New Jersey FamilyCare (NJFC) is a federal and state funded health insurance program created to help New Jersey’s uninsured children to have affordable health coverage. It is not a welfare program. NJFC is for hard-working families who cannot afford to privately pay the high cost of health insurance. Eligibility is based on family size and monthly income. Assets are not considered when determining eligibility. NJFC is a comprehensive health insurance program that will provide many if not all of your child’s health care needs. A sample of the services provided by NJFC are: physician services, preventive health care, emergency medical care, inpatient hospital services, outpatient hospital services, laboratory services, prescription drugs, eyeglasses, dental services in most cases, emergency transportation, mental health services, plus many more.
Important Information about the Employee Notice of Coverage Options
The Department of Labor (DOL) has issued temporary guidance about the Employee Notice of Coverage Options, formerly the Notice of the Exchange. Additional information on the Notice is provided below. Employers are not required to provide Notices under this temporary guidance. If they prefer, employers can wait until formal guidance is provided later this year.
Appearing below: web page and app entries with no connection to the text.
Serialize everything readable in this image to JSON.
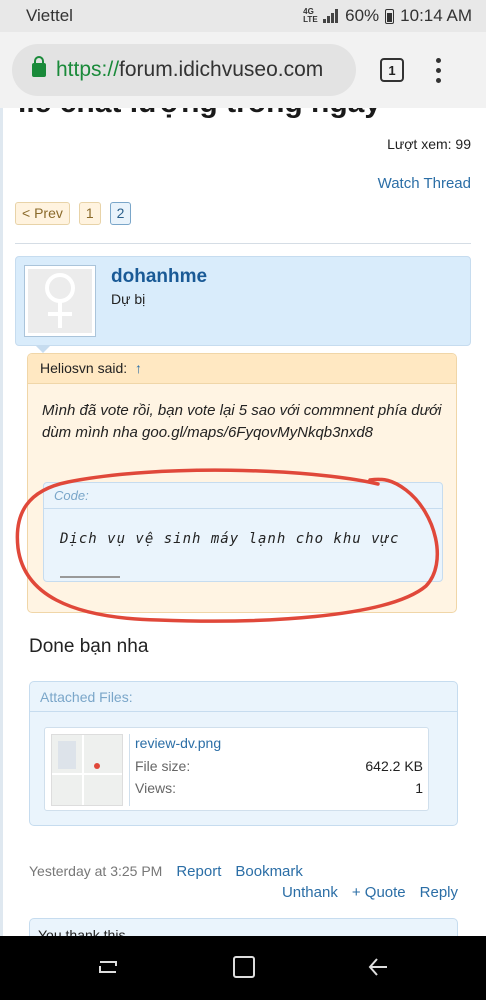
{
  "status_bar": {
    "carrier": "Viettel",
    "network_type": "4G LTE",
    "battery": "60%",
    "time": "10:14 AM"
  },
  "browser": {
    "url_scheme": "https://",
    "url_host": "forum.idichvuseo.com",
    "tab_count": "1"
  },
  "thread": {
    "title_fragment": "ile chất lượng trong ngày",
    "views": "Lượt xem: 99",
    "watch": "Watch Thread",
    "pager": {
      "prev": "< Prev",
      "pages": [
        "1",
        "2"
      ],
      "current": "2"
    }
  },
  "post": {
    "username": "dohanhme",
    "user_title": "Dự bị",
    "quote": {
      "author_said": "Heliosvn said:",
      "arrow": "↑",
      "text": "Mình đã vote rồi, bạn vote lại 5 sao với commnent phía dưới dùm mình nha goo.gl/maps/6FyqovMyNkqb3nxd8",
      "code_label": "Code:",
      "code_text": "Dịch vụ vệ sinh máy lạnh cho khu vực"
    },
    "message": "Done bạn nha",
    "attachments": {
      "header": "Attached Files:",
      "file": {
        "name": "review-dv.png",
        "size_label": "File size:",
        "size": "642.2 KB",
        "views_label": "Views:",
        "views": "1"
      }
    },
    "timestamp": "Yesterday at 3:25 PM",
    "report": "Report",
    "bookmark": "Bookmark",
    "actions": {
      "unthank": "Unthank",
      "quote": "+ Quote",
      "reply": "Reply"
    },
    "thanks_text": "You thank this."
  },
  "colors": {
    "link": "#2b6ea6",
    "annotation": "#e0483a",
    "quote_bg": "#fff4e3",
    "user_bar_bg": "#d9ecfb"
  }
}
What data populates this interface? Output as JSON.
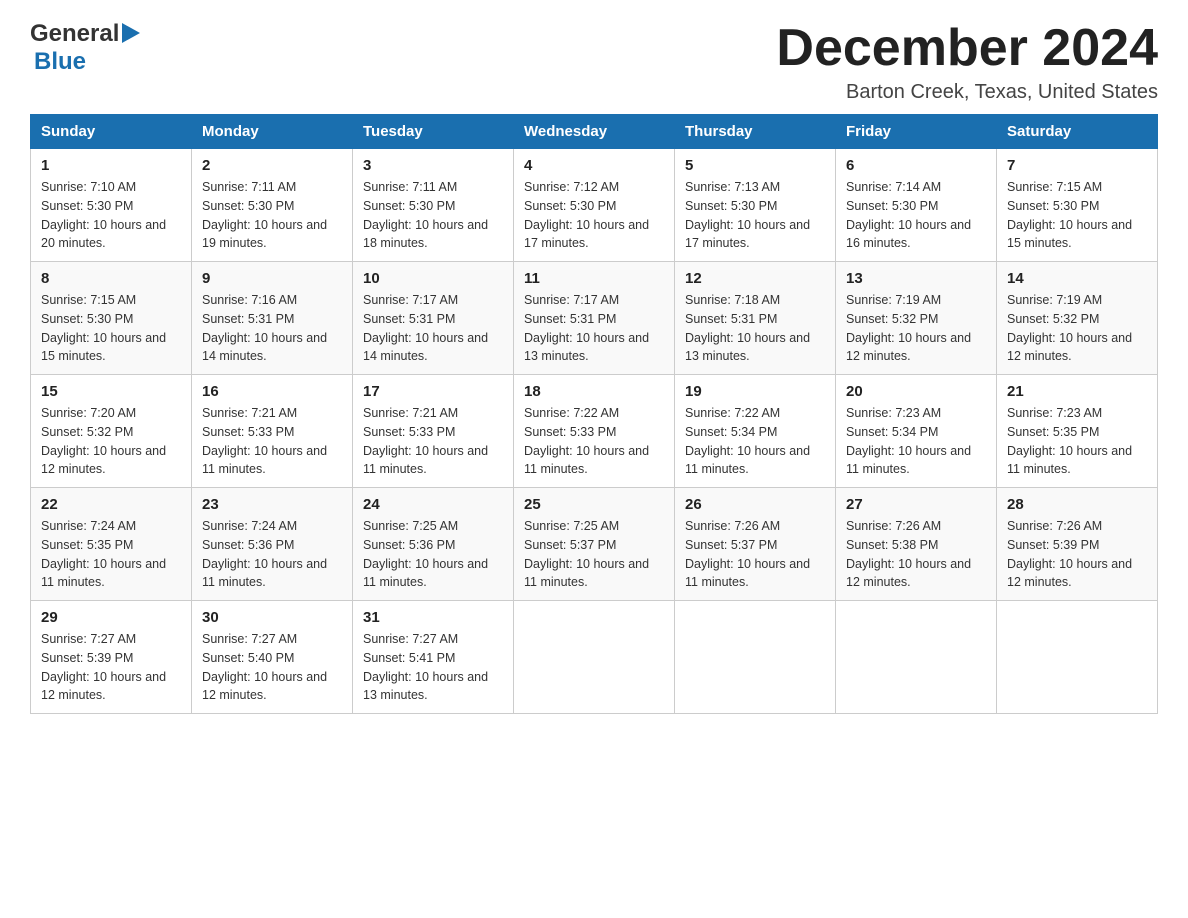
{
  "header": {
    "logo_general": "General",
    "logo_blue": "Blue",
    "month_title": "December 2024",
    "location": "Barton Creek, Texas, United States"
  },
  "weekdays": [
    "Sunday",
    "Monday",
    "Tuesday",
    "Wednesday",
    "Thursday",
    "Friday",
    "Saturday"
  ],
  "weeks": [
    [
      {
        "day": "1",
        "sunrise": "7:10 AM",
        "sunset": "5:30 PM",
        "daylight": "10 hours and 20 minutes."
      },
      {
        "day": "2",
        "sunrise": "7:11 AM",
        "sunset": "5:30 PM",
        "daylight": "10 hours and 19 minutes."
      },
      {
        "day": "3",
        "sunrise": "7:11 AM",
        "sunset": "5:30 PM",
        "daylight": "10 hours and 18 minutes."
      },
      {
        "day": "4",
        "sunrise": "7:12 AM",
        "sunset": "5:30 PM",
        "daylight": "10 hours and 17 minutes."
      },
      {
        "day": "5",
        "sunrise": "7:13 AM",
        "sunset": "5:30 PM",
        "daylight": "10 hours and 17 minutes."
      },
      {
        "day": "6",
        "sunrise": "7:14 AM",
        "sunset": "5:30 PM",
        "daylight": "10 hours and 16 minutes."
      },
      {
        "day": "7",
        "sunrise": "7:15 AM",
        "sunset": "5:30 PM",
        "daylight": "10 hours and 15 minutes."
      }
    ],
    [
      {
        "day": "8",
        "sunrise": "7:15 AM",
        "sunset": "5:30 PM",
        "daylight": "10 hours and 15 minutes."
      },
      {
        "day": "9",
        "sunrise": "7:16 AM",
        "sunset": "5:31 PM",
        "daylight": "10 hours and 14 minutes."
      },
      {
        "day": "10",
        "sunrise": "7:17 AM",
        "sunset": "5:31 PM",
        "daylight": "10 hours and 14 minutes."
      },
      {
        "day": "11",
        "sunrise": "7:17 AM",
        "sunset": "5:31 PM",
        "daylight": "10 hours and 13 minutes."
      },
      {
        "day": "12",
        "sunrise": "7:18 AM",
        "sunset": "5:31 PM",
        "daylight": "10 hours and 13 minutes."
      },
      {
        "day": "13",
        "sunrise": "7:19 AM",
        "sunset": "5:32 PM",
        "daylight": "10 hours and 12 minutes."
      },
      {
        "day": "14",
        "sunrise": "7:19 AM",
        "sunset": "5:32 PM",
        "daylight": "10 hours and 12 minutes."
      }
    ],
    [
      {
        "day": "15",
        "sunrise": "7:20 AM",
        "sunset": "5:32 PM",
        "daylight": "10 hours and 12 minutes."
      },
      {
        "day": "16",
        "sunrise": "7:21 AM",
        "sunset": "5:33 PM",
        "daylight": "10 hours and 11 minutes."
      },
      {
        "day": "17",
        "sunrise": "7:21 AM",
        "sunset": "5:33 PM",
        "daylight": "10 hours and 11 minutes."
      },
      {
        "day": "18",
        "sunrise": "7:22 AM",
        "sunset": "5:33 PM",
        "daylight": "10 hours and 11 minutes."
      },
      {
        "day": "19",
        "sunrise": "7:22 AM",
        "sunset": "5:34 PM",
        "daylight": "10 hours and 11 minutes."
      },
      {
        "day": "20",
        "sunrise": "7:23 AM",
        "sunset": "5:34 PM",
        "daylight": "10 hours and 11 minutes."
      },
      {
        "day": "21",
        "sunrise": "7:23 AM",
        "sunset": "5:35 PM",
        "daylight": "10 hours and 11 minutes."
      }
    ],
    [
      {
        "day": "22",
        "sunrise": "7:24 AM",
        "sunset": "5:35 PM",
        "daylight": "10 hours and 11 minutes."
      },
      {
        "day": "23",
        "sunrise": "7:24 AM",
        "sunset": "5:36 PM",
        "daylight": "10 hours and 11 minutes."
      },
      {
        "day": "24",
        "sunrise": "7:25 AM",
        "sunset": "5:36 PM",
        "daylight": "10 hours and 11 minutes."
      },
      {
        "day": "25",
        "sunrise": "7:25 AM",
        "sunset": "5:37 PM",
        "daylight": "10 hours and 11 minutes."
      },
      {
        "day": "26",
        "sunrise": "7:26 AM",
        "sunset": "5:37 PM",
        "daylight": "10 hours and 11 minutes."
      },
      {
        "day": "27",
        "sunrise": "7:26 AM",
        "sunset": "5:38 PM",
        "daylight": "10 hours and 12 minutes."
      },
      {
        "day": "28",
        "sunrise": "7:26 AM",
        "sunset": "5:39 PM",
        "daylight": "10 hours and 12 minutes."
      }
    ],
    [
      {
        "day": "29",
        "sunrise": "7:27 AM",
        "sunset": "5:39 PM",
        "daylight": "10 hours and 12 minutes."
      },
      {
        "day": "30",
        "sunrise": "7:27 AM",
        "sunset": "5:40 PM",
        "daylight": "10 hours and 12 minutes."
      },
      {
        "day": "31",
        "sunrise": "7:27 AM",
        "sunset": "5:41 PM",
        "daylight": "10 hours and 13 minutes."
      },
      null,
      null,
      null,
      null
    ]
  ],
  "labels": {
    "sunrise": "Sunrise:",
    "sunset": "Sunset:",
    "daylight": "Daylight:"
  }
}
Temporary Guidance Refresher and Self-Service Resources
Employers must indicate on the Notice whether the plan meets these criteria by checking a box that states, “If checked, this coverage meets the minimum value standard, and the cost of this coverage to you is intended to be affordable, based on employee wages.
REQUIRED MODEL NOTICES UNDER PPACA FOR THOSE OFFERING AND NOT OFFERING EMPLOYEE HEALTH INSURANCE
Please be advised that the notices below MUST go out to ALL employees, whether or not you are offering health insurance. There is a notice for both, as per below. These are MODEL NOTICES, so please transcribe onto your letterhead and be sure each employee receives a copy. Many employers are putting a packet of mandates together and having each employee confirm receipt with a signature and date. For employers who offer a health plan to some or all employees http://www.dol.gov/ebsa/pdf/FLSAwithplans.pdf For employers who do not offer a health plan http://www.dol.gov/ebsa/pdf/FLSAwithoutplans.pdf ___________________________________________________________________________________________________________ Federal Labor Laws by Number of Employees 1-14 EMPLOYEES Fair Labor Standards Act (FLSA) (1938) Immigration Reform & Control Act (IRCA) (1986) Employee Polygraph Protection Act (EPPA) (1988) Uniformed Services Employment & Re-employment Rights Act (USERRA) (1994) Equal Pay Act (EPA) (1963) Consumer Credit Protection Act (1968) National Labor Relations Act (NLRA) (Wagner Act) (1935) Labor-Management Relations Act (Taft-Hartley Act) (1947) Employee Retirement Income Security Act (ERISA) (1974) Federal Insurance Contributions Act (FICA) (1935) Occupational Safety & Health Act (OSH Act) (1970) Note: Employers with 10 or fewer employees and business establishments in certain industry classifications are partially exempt from keeping OSHA injury and illness records. Health Insurance Portability and Accountability Act (HIPAA) (1996) Jury System Improvements Act (1978) Personal Responsibility and Work Opportunity Reconciliation Act (PRWORA) (1996) Fair Credit Reporting Act (FCRA) (1970) Fair and Accurate Credit Transactions Act (FACTA) (2003) 15+ EMPLOYEES ALSO NEED TO COMPLY WITH: Title VII, Civil Rights Act (Title VII) (1964) (1991) Title I, Americans with Disabilities Act (ADA) (1990) Pregnancy Discrimination Act (1978) Genetic Information Nondiscrimination Act (GINA) (2008) 20+ EMPLOYEES ALSO NEED TO COMPLY WITH: Age Discrimination in Employment Act (ADEA) (1967) Consolidated Omnibus Budget Reconciliation Act (COBRA) (1985) Note: Group health plans sponsored by employers with 20 or more employees, including both full and part-time employees, on more than 50% percent of their typical business days in the previous calendar year are subject to COBRA (each part-time employee counts as a fraction of an employee, equal to the number of hours the part-time employee worked divided by the hours an employee must work to be considered full time)